Wading through the sea of Print-on-Demand titles, one overpriced paperback at a time--and giving you the buried treasure.
Friday, February 10, 2006
Rounding out the 50
Yes, hard to believe (and stomach) but book #50 will be hitting the blog first thing on Monday and the first fifty picks will be locked in. This also means I won't reading any new PODs for the next several weeks.
This last year has been a blur of print.
The Needles are coming and the nominees will be announced in the next few weeks. Stay tuned and put on your Armani tux and your Bill Blass gowns 'cause we are going to have a serious awards show! Actually, you can finally put to use that tuxedo t-shirt and your old bridal gown for these awards.
Check out the blog on Monday for the last selection of the 2005 book year!
Ultra-talented author, Kenneth J. Harvey, has written a satirical piece on the James Frey debacle that is a must read. It ran in the London Times and the Toronto Star a few days ago, but you can read it here now.
If this doesn't make you think--and make you laugh--well, then, you might fall more along the lines of this level of entertainment.
For those of you that enjoyed it, go buy Kenneth's highly touted book--as well as one or more of the excellent books listed on the right side of this blog.
ANGEL DUST APOCALYPSE by Jeremy Robert Johnson (Eraserhead Press)
I am extremely particular about many genres of fiction--especially horror. It is easy for it to get bloated and thoughtless and--more often than not--gory for the sake of gore.

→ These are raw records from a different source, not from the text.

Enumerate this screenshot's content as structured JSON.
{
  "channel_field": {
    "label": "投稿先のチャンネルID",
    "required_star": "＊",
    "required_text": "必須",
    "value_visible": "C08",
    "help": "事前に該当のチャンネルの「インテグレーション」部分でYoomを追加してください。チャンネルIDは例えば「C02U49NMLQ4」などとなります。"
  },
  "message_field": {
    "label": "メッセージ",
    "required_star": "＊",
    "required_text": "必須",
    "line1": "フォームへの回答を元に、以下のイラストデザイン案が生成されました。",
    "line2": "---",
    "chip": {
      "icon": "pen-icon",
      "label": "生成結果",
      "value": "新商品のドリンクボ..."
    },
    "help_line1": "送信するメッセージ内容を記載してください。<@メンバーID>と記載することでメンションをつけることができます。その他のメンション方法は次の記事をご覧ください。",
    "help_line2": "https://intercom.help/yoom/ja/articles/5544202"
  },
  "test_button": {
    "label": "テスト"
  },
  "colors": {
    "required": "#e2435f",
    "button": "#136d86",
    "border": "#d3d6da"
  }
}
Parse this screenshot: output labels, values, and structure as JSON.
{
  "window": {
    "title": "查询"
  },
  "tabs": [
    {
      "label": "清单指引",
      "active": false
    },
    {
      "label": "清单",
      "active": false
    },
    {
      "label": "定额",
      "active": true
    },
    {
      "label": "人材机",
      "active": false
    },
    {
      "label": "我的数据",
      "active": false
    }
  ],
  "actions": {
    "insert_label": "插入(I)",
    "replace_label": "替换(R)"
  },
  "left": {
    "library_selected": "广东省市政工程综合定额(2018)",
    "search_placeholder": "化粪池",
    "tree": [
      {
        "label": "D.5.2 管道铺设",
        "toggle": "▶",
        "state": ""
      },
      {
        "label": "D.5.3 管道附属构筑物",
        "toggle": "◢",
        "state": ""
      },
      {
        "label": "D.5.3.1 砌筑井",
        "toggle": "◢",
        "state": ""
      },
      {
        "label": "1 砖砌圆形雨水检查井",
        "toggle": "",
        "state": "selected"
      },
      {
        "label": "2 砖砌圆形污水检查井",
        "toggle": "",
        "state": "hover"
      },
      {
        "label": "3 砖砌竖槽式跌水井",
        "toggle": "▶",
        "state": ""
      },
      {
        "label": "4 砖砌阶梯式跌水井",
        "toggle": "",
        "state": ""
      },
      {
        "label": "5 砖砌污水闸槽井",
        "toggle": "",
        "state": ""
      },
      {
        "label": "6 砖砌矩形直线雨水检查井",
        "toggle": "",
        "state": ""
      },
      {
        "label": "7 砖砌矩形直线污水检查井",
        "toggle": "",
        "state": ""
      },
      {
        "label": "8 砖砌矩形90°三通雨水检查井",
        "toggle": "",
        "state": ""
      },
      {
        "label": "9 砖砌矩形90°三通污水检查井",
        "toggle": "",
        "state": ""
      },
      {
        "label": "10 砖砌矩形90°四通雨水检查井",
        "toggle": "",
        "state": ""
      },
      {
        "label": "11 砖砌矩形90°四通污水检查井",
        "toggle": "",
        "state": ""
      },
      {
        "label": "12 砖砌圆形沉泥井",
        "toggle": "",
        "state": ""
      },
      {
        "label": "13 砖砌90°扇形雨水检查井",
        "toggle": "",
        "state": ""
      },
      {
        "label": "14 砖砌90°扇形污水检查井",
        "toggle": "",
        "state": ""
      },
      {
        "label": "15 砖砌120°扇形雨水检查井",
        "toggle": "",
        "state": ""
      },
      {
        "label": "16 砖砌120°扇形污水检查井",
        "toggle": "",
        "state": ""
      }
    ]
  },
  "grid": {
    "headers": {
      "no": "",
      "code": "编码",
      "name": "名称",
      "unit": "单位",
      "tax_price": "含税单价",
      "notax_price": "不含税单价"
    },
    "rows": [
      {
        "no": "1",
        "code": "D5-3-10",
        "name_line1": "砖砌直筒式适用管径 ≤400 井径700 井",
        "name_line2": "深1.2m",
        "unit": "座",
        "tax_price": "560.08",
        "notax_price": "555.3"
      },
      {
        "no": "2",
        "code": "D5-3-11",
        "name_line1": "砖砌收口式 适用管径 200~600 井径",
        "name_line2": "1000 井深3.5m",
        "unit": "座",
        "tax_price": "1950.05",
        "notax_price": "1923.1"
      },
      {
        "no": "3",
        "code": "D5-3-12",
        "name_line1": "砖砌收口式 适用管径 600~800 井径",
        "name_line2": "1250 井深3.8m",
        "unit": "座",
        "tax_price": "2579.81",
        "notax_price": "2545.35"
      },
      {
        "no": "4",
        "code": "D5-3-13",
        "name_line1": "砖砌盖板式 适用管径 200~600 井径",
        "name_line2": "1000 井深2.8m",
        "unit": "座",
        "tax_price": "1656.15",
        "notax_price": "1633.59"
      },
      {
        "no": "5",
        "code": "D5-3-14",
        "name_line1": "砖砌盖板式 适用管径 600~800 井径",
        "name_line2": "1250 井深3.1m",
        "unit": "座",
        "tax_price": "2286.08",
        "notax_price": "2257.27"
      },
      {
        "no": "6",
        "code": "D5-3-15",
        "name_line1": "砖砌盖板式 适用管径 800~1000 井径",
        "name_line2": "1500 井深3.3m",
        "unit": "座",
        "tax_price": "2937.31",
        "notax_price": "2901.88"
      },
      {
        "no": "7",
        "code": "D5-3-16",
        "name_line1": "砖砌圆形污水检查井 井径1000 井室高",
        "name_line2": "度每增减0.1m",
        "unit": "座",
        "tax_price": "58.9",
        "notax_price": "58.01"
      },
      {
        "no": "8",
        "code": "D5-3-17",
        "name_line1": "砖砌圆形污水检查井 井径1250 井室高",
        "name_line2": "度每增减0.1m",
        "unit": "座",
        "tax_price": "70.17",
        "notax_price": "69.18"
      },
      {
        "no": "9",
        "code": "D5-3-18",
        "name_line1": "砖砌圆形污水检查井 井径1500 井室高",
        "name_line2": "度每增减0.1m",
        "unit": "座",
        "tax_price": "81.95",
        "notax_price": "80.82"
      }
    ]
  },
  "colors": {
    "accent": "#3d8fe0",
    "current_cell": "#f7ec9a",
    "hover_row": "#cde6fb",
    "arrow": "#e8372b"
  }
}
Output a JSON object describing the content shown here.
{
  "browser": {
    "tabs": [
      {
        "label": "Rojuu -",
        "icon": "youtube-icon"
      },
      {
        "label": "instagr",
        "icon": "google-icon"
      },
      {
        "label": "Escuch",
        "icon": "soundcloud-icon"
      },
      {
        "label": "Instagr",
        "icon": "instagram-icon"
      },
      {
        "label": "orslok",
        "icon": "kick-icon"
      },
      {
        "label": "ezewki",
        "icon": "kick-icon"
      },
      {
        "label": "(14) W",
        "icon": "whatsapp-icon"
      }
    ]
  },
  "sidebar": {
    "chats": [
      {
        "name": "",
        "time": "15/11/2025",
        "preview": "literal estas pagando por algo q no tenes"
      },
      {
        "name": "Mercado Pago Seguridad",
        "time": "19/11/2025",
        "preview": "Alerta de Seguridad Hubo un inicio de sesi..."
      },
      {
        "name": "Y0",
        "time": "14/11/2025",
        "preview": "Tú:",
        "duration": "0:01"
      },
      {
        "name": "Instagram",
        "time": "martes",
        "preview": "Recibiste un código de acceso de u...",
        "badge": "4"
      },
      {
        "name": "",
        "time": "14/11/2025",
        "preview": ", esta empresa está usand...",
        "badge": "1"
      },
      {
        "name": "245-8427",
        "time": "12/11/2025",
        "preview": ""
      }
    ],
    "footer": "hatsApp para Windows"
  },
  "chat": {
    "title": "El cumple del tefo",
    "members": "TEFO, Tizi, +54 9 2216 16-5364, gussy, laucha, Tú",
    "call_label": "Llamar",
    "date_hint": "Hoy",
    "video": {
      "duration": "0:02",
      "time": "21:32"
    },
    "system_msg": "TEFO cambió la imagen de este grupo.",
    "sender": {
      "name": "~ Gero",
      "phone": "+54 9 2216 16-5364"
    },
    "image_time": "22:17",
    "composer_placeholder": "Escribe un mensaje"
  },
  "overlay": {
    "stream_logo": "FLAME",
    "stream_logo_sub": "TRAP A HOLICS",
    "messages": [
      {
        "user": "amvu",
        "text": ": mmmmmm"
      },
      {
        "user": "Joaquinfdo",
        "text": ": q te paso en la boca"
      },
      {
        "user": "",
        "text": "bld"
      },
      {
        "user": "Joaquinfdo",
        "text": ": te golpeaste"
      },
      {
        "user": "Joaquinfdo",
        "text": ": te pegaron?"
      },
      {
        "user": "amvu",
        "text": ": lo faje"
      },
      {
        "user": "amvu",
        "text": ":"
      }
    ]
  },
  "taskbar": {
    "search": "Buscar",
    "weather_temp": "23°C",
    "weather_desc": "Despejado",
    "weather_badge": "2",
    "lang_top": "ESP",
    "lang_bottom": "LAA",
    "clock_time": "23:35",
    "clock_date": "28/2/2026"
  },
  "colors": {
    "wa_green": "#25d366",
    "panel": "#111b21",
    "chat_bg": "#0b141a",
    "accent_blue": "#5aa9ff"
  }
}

That said, if you could marry well-crafted literature to stories of visceral horror, you would be holding ANGEL DUST APOCALYPSE in your hands. Jeremy Robert Johnson has put together a collection of stories (most previously published in various magazines) that cover a vast array of themes and ideas--and even points in time. The writing is genuine and delicious. You'll laugh, you'll cry, you'll lose your lunch.
The lead story, The League of Zeroes, is a short, beauteous story of the end result with our culture's fascination with attention (extreme haircuts, piercings and tattoos): body modifications. A true post-apocalyptic adventure? Even worse:
It all leaves me with the impression that I'm living in some kind of ravaged nuclear wasteland. The problem with that diagnosis lies in the absence of any apocalypse. No one dropped any bombs; no great fire scorched the Earth.
We just ended up like this. We followed a natural progression from past to present. We're not Post-Apocalyptic, we're Post-Yesterday.
Next up is Dissociative Skills, which tells the story of a kid who pops a pill so he can drop off and take a scalpel to his belly in order to see what's inside--and successfully finds out. Granted, you don't want to eat any red meat before you read this story--but this is to be expected from good horror. Even Stephen King, before he got all Green Mile-ish and whatnot, was a vivid and explicit storyteller; it's just part of the genre.
What makes JRJ's group of stories so compelling is the sense of self (or lack of self, or search of self) that is present in each element of the collection. Johnson is probably a few books away from doing for horror what Jonathan Lethem did for science fiction. Plain and simple? Forget horror; this is good fiction. From stem to stern, each story will amaze you--and I'll bet you dollars to doughnuts you'll read them all more than once.
And you'll never suspect this was produced POD (which Eraserhead uses as its print model) based on two simple things alone: the price ($8.76 on Amazon) and the rich cover, which was clearly not someone's weekend play with Photoshop. This is a top-notch collection that is certain to be a welcome addition to your library.
I am an author and instructor, in that order (for now.) My debut novel (which debuted in the midlist) was released by Penguin Putnam in 2004 and my second novel was released early 2006.
As for this blog, it has been profiled in many online magazines, blogs and news stories, including the Washington Post, Entertainment Weekly, the Boston Globe, the Dallas Morning News, the LA Times and Publishers Lunch.
To answer the deluge of questions I have been receiving from publicists: I'll review pretty much anything that is good--but it better be good, or I'll never look at another one of your books again. Then I'll hunt you down. Fiction preferred (no fantasy or young adult, go easy on the science fiction.) Non-fiction should be memoir, humor, self-help. Definite no-nos: cookbooks, textbooks, porn, books without verbs. And it must be POD (no small presses.) Otherwise, email with pitch first.